(Available records Opens)

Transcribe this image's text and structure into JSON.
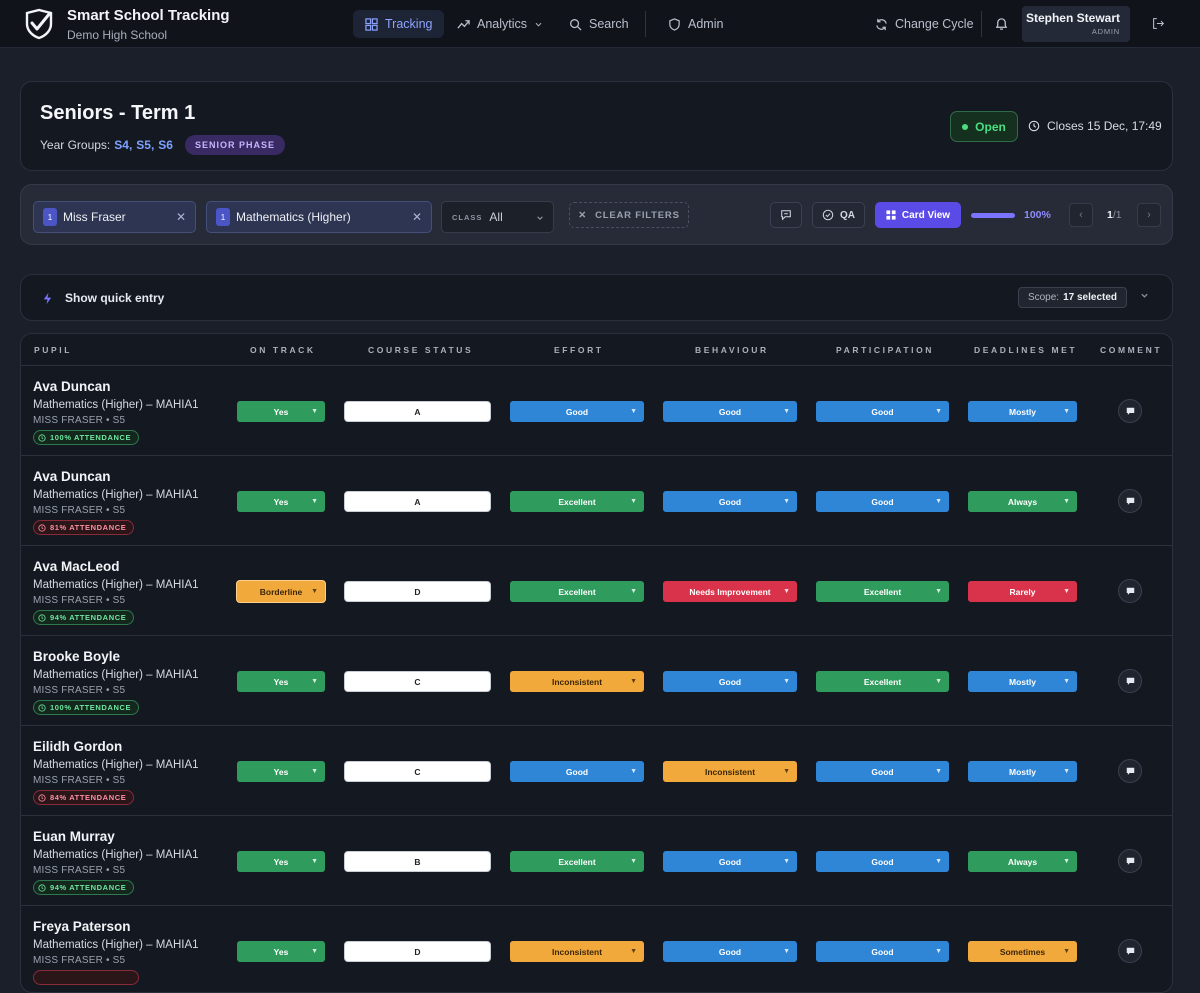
{
  "app": {
    "title": "Smart School Tracking",
    "subtitle": "Demo High School"
  },
  "nav": {
    "tracking": "Tracking",
    "analytics": "Analytics",
    "search": "Search",
    "admin": "Admin",
    "change_cycle": "Change Cycle"
  },
  "user": {
    "name": "Stephen Stewart",
    "role": "ADMIN"
  },
  "cycle": {
    "title": "Seniors - Term 1",
    "year_groups_label": "Year Groups:",
    "year_groups": [
      "S4,",
      "S5,",
      "S6"
    ],
    "phase": "SENIOR PHASE",
    "status": "Open",
    "closes": "Closes 15 Dec, 17:49"
  },
  "filters": {
    "teacher_count": "1",
    "teacher": "Miss Fraser",
    "course_count": "1",
    "course": "Mathematics (Higher)",
    "class_label": "CLASS",
    "class_value": "All",
    "clear": "CLEAR FILTERS",
    "qa": "QA",
    "card_view": "Card View",
    "progress_value": 1.0,
    "progress_text": "100%",
    "page_current": "1",
    "page_total": "/1"
  },
  "quick_entry": {
    "label": "Show quick entry",
    "scope_label": "Scope:",
    "scope_value": "17 selected"
  },
  "table": {
    "columns": [
      "PUPIL",
      "ON TRACK",
      "COURSE STATUS",
      "EFFORT",
      "BEHAVIOUR",
      "PARTICIPATION",
      "DEADLINES MET",
      "COMMENT"
    ],
    "rows": [
      {
        "name": "Ava Duncan",
        "course": "Mathematics (Higher) – MAHIA1",
        "teacher": "MISS FRASER • S5",
        "attendance": "100% ATTENDANCE",
        "att_level": "good",
        "on_track": "Yes",
        "status": "A",
        "effort": "Good",
        "behaviour": "Good",
        "participation": "Good",
        "deadlines": "Mostly"
      },
      {
        "name": "Ava Duncan",
        "course": "Mathematics (Higher) – MAHIA1",
        "teacher": "MISS FRASER • S5",
        "attendance": "81% ATTENDANCE",
        "att_level": "warn",
        "on_track": "Yes",
        "status": "A",
        "effort": "Excellent",
        "behaviour": "Good",
        "participation": "Good",
        "deadlines": "Always"
      },
      {
        "name": "Ava MacLeod",
        "course": "Mathematics (Higher) – MAHIA1",
        "teacher": "MISS FRASER • S5",
        "attendance": "94% ATTENDANCE",
        "att_level": "good",
        "on_track": "Borderline",
        "status": "D",
        "effort": "Excellent",
        "behaviour": "Needs Improvement",
        "participation": "Excellent",
        "deadlines": "Rarely"
      },
      {
        "name": "Brooke Boyle",
        "course": "Mathematics (Higher) – MAHIA1",
        "teacher": "MISS FRASER • S5",
        "attendance": "100% ATTENDANCE",
        "att_level": "good",
        "on_track": "Yes",
        "status": "C",
        "effort": "Inconsistent",
        "behaviour": "Good",
        "participation": "Excellent",
        "deadlines": "Mostly"
      },
      {
        "name": "Eilidh Gordon",
        "course": "Mathematics (Higher) – MAHIA1",
        "teacher": "MISS FRASER • S5",
        "attendance": "84% ATTENDANCE",
        "att_level": "warn",
        "on_track": "Yes",
        "status": "C",
        "effort": "Good",
        "behaviour": "Inconsistent",
        "participation": "Good",
        "deadlines": "Mostly"
      },
      {
        "name": "Euan Murray",
        "course": "Mathematics (Higher) – MAHIA1",
        "teacher": "MISS FRASER • S5",
        "attendance": "94% ATTENDANCE",
        "att_level": "good",
        "on_track": "Yes",
        "status": "B",
        "effort": "Excellent",
        "behaviour": "Good",
        "participation": "Good",
        "deadlines": "Always"
      },
      {
        "name": "Freya Paterson",
        "course": "Mathematics (Higher) – MAHIA1",
        "teacher": "MISS FRASER • S5",
        "attendance": "",
        "att_level": "warn",
        "on_track": "Yes",
        "status": "D",
        "effort": "Inconsistent",
        "behaviour": "Good",
        "participation": "Good",
        "deadlines": "Sometimes"
      }
    ]
  },
  "colors": {
    "accent": "#5b4be6",
    "good": "#2f9b5c",
    "neutral": "#2f86d6",
    "caution": "#f2a93b",
    "bad": "#d8334a"
  }
}
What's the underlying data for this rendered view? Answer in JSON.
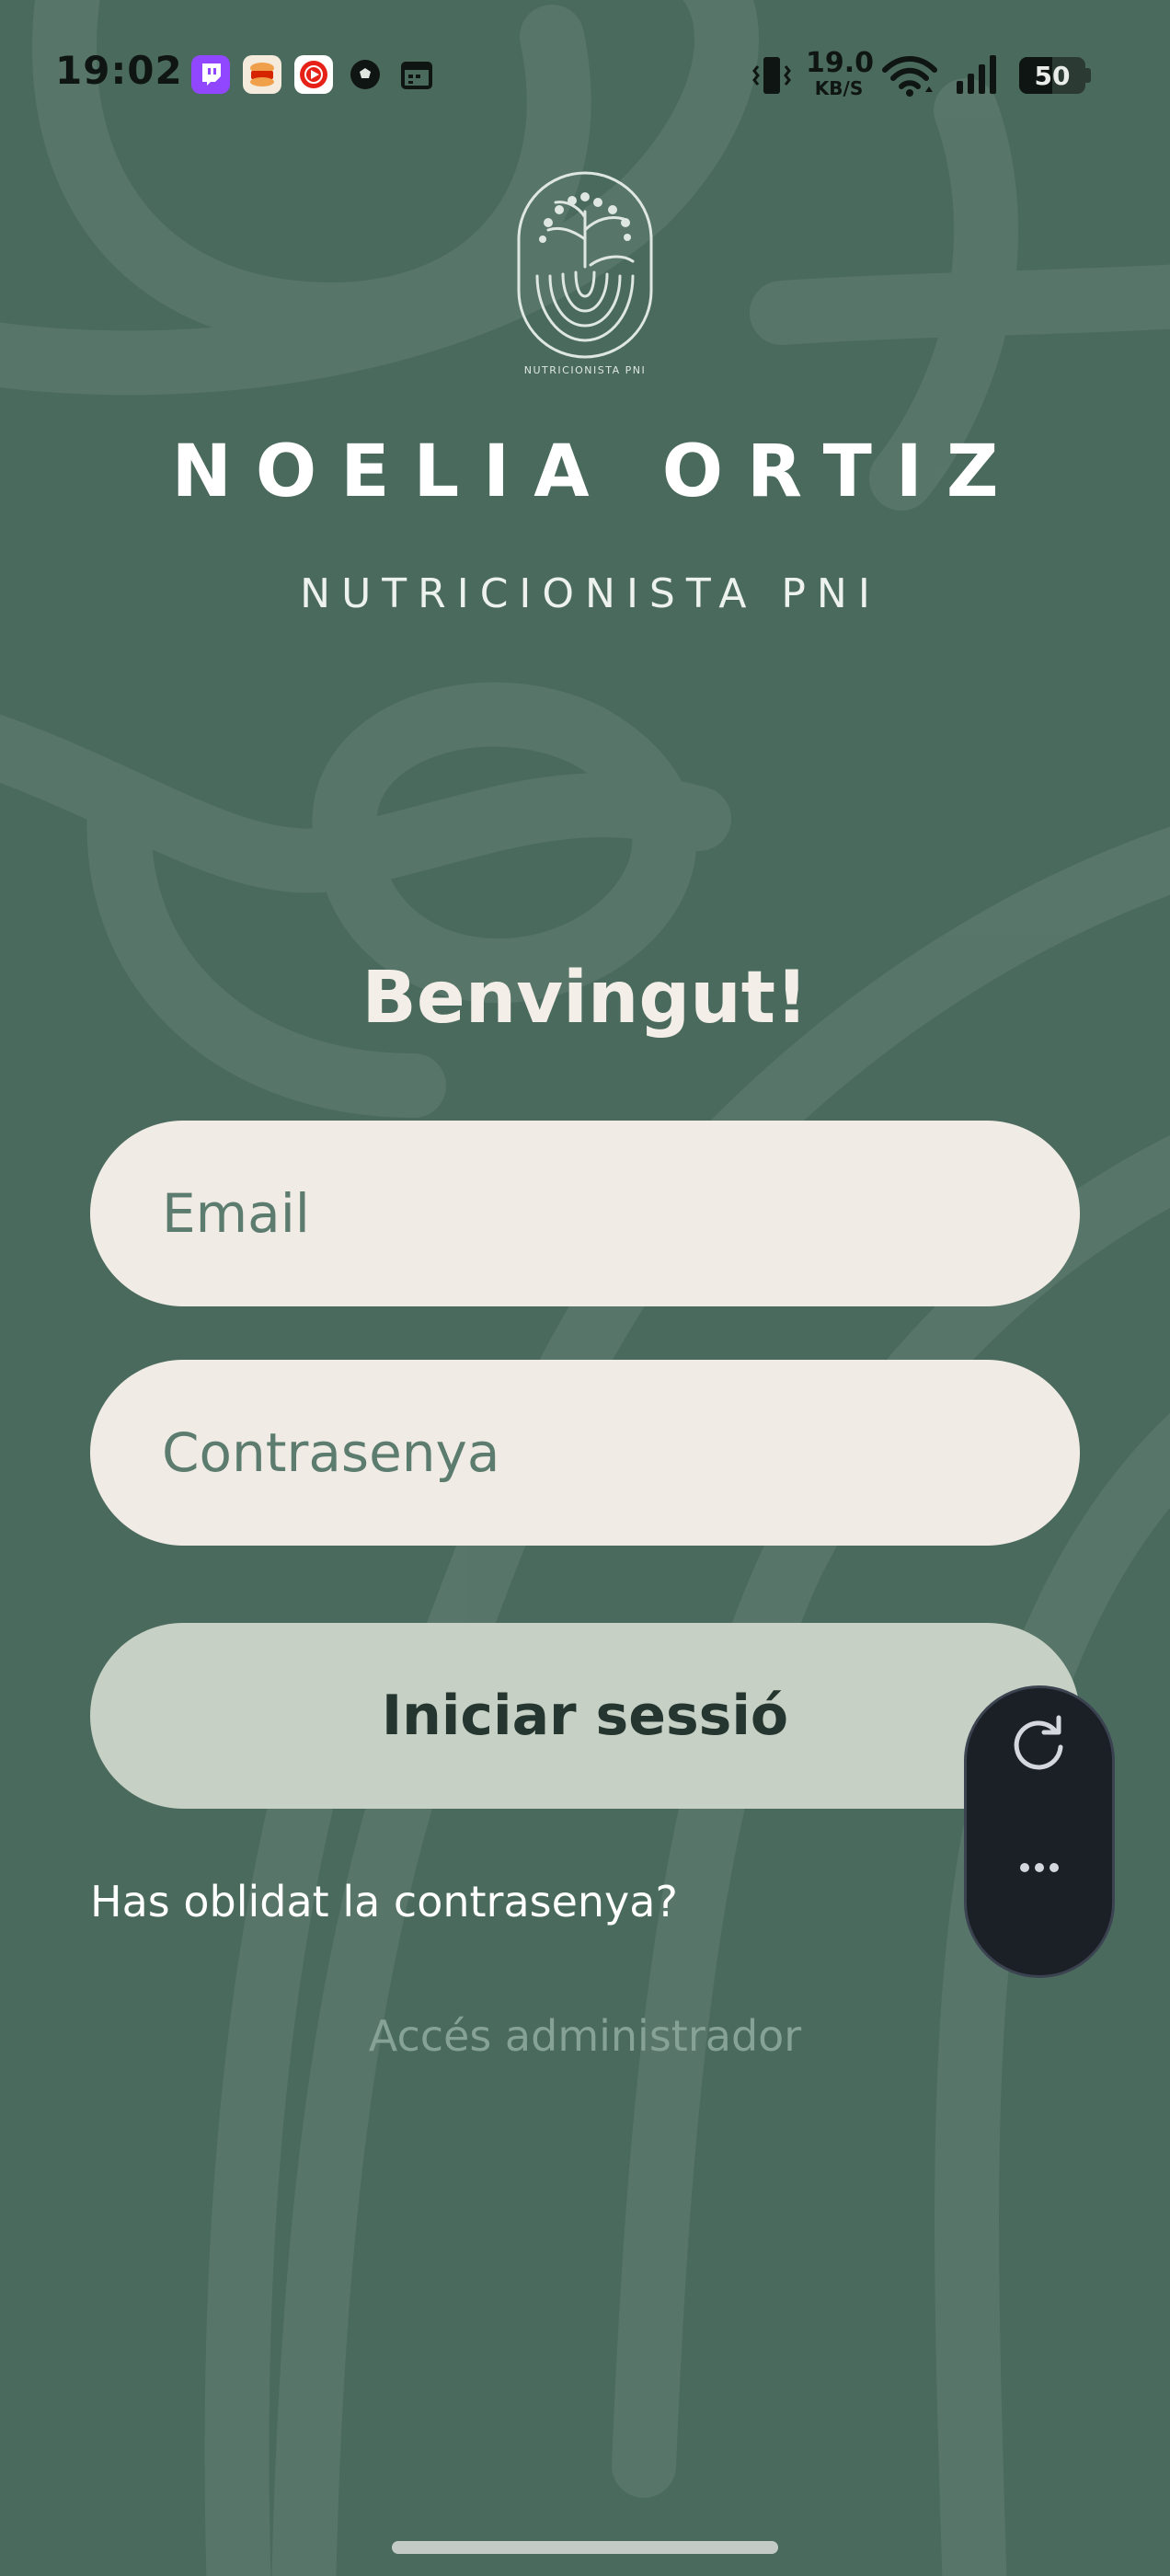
{
  "status_bar": {
    "time": "19:02",
    "net_speed_value": "19.0",
    "net_speed_unit": "KB/S",
    "battery_level": "50",
    "notification_icons": [
      "twitch-icon",
      "burger-king-icon",
      "youtube-music-icon",
      "soccer-ball-icon",
      "calendar-icon"
    ],
    "system_icons": [
      "vibrate-icon",
      "wifi-icon",
      "cellular-signal-icon",
      "battery-icon"
    ]
  },
  "brand": {
    "logo_icon": "fingerprint-tree-logo",
    "logo_text": "NUTRICIONISTA PNI",
    "title": "NOELIA ORTIZ",
    "subtitle": "NUTRICIONISTA PNI"
  },
  "login": {
    "welcome": "Benvingut!",
    "email_placeholder": "Email",
    "password_placeholder": "Contrasenya",
    "submit_label": "Iniciar sessió",
    "forgot_password": "Has oblidat la contrasenya?",
    "admin_access": "Accés administrador"
  },
  "floating_panel": {
    "buttons": [
      "refresh-icon",
      "more-options-icon"
    ]
  },
  "colors": {
    "background": "#4a6a5d",
    "input_background": "#f1ebe6",
    "input_text": "#5b7c6e",
    "button_background": "#c6d0c4",
    "button_text": "#253630",
    "admin_link": "#86a296",
    "floating_panel": "#1b1f26"
  }
}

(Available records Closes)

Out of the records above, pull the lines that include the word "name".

* [Your response]
    "name": "Stephen Stewart",
        "name": "Ava Duncan",
        "name": "Ava Duncan",
        "name": "Ava MacLeod",
        "name": "Brooke Boyle",
        "name": "Eilidh Gordon",
        "name": "Euan Murray",
        "name": "Freya Paterson",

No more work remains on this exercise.